For Tuinei, the Rose Bowl was about more than winning the trophy; the receiver is entering the 2012 NFL Draft and his performance in the game opened up opportunity. Tuinei signed with Paradigm Sports Management the next day and has been getting more looks from NFL scouts.
He didn't receive an invitation to perform at the NFL Combine, but the receiver isn't giving it a second thought as he prepares for Oregon's Pro Day on March 15.
"I didn't have the numbers; you need stats to get into the Combine. It's a great opportunity and it would have been great to go, but I'm just going to make the best of it. Pro Day is my Combine," he said.
Tuinei isn't wasting any time; he has been in California since the Rose Bowl, first participating in the NFLPA Collegiate All-Star Game and then working out with his trainer to get in the best shape possible.
"I've been working on a lot of drills, the L-cone, 3-cone, and my 40-yard. My trainer Jason David played in the league, for the Indianapolis Colts and the New Orleans Saints. He went through the same thing; he didn't go to the Combine, but he just tore his Pro Day up and he got drafted in the fourth round. It's good to have that in the back of your head.

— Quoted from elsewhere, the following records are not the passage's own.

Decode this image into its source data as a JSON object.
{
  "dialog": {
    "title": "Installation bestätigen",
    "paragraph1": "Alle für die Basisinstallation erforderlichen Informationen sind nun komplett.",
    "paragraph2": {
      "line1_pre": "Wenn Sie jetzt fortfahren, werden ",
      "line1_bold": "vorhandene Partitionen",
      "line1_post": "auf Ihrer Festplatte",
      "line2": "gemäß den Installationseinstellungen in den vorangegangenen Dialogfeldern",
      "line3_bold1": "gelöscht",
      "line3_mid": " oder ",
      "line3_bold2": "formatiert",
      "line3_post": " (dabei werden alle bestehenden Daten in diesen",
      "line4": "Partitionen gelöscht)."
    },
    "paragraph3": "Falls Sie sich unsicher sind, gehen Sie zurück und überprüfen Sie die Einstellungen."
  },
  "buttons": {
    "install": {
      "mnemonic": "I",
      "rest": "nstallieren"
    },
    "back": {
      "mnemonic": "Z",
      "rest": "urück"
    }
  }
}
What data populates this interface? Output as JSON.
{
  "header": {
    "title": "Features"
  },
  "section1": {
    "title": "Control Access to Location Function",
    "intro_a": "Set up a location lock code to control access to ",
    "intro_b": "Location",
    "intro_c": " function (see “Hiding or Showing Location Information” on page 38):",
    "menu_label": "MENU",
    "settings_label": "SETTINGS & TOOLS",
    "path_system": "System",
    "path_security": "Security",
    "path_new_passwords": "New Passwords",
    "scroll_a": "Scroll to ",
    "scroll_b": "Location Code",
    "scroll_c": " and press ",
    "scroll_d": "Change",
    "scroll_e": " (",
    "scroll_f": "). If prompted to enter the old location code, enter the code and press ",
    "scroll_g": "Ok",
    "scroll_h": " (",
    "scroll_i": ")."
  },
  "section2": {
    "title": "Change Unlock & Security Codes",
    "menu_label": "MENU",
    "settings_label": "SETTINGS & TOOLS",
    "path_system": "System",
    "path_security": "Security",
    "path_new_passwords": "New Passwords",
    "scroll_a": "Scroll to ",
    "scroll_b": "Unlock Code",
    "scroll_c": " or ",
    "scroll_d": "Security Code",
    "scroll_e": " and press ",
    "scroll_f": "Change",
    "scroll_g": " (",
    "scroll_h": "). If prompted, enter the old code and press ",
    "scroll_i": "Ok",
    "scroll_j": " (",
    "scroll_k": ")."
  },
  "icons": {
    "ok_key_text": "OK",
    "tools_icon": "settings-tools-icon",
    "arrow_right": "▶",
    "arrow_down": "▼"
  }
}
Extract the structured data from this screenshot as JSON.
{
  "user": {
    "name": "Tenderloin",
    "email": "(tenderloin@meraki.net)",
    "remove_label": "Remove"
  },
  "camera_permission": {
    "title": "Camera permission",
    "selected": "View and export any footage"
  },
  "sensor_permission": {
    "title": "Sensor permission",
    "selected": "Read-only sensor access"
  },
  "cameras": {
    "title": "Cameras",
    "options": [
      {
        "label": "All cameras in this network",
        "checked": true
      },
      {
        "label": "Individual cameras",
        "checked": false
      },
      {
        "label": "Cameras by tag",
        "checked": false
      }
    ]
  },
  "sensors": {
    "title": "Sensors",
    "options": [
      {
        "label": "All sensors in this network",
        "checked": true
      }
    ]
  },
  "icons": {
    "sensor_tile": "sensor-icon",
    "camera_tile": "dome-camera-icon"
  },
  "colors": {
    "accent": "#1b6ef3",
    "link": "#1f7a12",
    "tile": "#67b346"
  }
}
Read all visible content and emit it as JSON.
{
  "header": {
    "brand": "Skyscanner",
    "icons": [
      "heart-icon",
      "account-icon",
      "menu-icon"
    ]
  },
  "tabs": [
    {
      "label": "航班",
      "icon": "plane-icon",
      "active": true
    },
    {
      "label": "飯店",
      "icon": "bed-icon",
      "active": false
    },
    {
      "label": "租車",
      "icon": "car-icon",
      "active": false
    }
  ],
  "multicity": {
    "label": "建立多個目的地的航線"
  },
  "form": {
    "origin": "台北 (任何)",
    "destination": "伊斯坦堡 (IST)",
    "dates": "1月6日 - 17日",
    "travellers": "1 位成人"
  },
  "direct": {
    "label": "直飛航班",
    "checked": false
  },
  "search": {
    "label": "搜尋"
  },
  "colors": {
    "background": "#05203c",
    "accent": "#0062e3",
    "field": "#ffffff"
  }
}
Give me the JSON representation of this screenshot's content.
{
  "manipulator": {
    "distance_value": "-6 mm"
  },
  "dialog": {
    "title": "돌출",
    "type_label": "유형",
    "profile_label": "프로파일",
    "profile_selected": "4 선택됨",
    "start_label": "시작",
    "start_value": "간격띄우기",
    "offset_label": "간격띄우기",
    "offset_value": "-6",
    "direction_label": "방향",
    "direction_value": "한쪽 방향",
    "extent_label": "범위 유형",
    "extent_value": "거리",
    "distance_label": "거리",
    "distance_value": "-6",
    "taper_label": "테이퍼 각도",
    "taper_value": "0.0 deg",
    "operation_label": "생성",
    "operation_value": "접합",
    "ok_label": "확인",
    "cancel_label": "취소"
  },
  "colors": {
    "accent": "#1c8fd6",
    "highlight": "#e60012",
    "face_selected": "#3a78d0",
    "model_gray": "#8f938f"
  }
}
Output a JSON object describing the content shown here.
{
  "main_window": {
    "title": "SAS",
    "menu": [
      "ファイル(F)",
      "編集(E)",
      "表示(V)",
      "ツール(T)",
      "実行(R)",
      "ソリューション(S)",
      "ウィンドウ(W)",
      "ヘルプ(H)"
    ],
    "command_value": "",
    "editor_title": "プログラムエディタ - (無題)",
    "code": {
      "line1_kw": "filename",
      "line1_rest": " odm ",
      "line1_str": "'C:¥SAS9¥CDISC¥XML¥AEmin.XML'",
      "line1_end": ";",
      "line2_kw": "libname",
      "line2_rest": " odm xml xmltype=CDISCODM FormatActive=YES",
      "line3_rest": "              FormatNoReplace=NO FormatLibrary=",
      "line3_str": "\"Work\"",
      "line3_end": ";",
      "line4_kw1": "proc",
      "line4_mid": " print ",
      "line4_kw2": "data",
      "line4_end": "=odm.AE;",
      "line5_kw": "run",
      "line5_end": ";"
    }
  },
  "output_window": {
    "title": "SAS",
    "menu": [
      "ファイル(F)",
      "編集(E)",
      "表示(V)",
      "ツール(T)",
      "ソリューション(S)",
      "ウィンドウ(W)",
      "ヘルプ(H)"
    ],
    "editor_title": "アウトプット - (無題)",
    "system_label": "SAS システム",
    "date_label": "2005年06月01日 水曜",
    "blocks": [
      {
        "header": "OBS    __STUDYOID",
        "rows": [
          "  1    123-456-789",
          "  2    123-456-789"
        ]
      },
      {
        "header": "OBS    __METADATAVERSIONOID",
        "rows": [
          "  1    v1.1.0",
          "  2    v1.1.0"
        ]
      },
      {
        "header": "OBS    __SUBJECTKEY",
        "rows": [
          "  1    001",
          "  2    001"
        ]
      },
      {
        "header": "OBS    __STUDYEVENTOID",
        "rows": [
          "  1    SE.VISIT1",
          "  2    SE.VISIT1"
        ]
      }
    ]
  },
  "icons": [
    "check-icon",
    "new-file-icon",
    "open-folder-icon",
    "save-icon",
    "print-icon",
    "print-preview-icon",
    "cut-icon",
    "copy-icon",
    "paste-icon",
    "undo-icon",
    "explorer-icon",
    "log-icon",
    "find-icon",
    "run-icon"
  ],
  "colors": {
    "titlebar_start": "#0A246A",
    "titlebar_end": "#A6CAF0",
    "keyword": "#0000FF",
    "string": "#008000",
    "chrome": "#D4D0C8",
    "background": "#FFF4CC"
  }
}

"He's been doing a very good job training me. When I came here, I was a little lanky; I've grown into my body more. I've gained about ten pounds since I've been here, all lean muscle weight; I'm at 220 now," he said.
The extra size will be a nice addition to one of Tuinei's greatest player strengths, his blocking ability, as the receiver has a unique mentality when it comes to his position.
"I'm very physical, I'm big at the receiver spot. I feel like not very many receivers like to block, but I have a mentality of a defensive player on the offensive side. I know the game, I know defense, and I can read it quickly. I know every type of zone coverage; if it's man, I know what angles I need to take to break away from them. On top of that, I'm Samoan, so I'm tough in general. It's in me. Every single time I block, I think, ‘I just want to hurt this dude. I want to slam him into the ground,'" he laughed.
Aside from getting bigger, Tuinei has been putting an emphasis on working on his speed, training with coach David Washington.
"People don't think I can run very fast, but I never really had the chance to prove my speed on the field, especially because of how fast we go. We go from play after play after play; there's not really a huddle where you can regroup and get your breath back. I'm going to show them everything I have, every ability that they weren't able to see in the type of offense we were running," he said.
With less than a week left until he returns to Eugene, Tuinei is keeping focused and getting advice from the person who has never steered him incorrectly: his father.
"We talk about working out, keeping up with my routes, time management, and speaking up in interviews. My dad has been through it all and he's never told me wrong. There are times I don't listen and I have to learn on my own." Tuinei pauses, thoughtfully. "But lately I've been listening to him, it's a very crucial time right now," he laughed.
For now, Tuinei is maintaining the confidence he has always showcased, the same self-assurance that took him from a high school senior year void of football to a California community college to the offensive MVP of the Rose Bowl. It is with this confidence that he makes one more prediction.
"I'm going to shock a lot of coaches on my Pro Day and once that time comes, I'm going to be ready," he said.
Hey, he's said crazier things.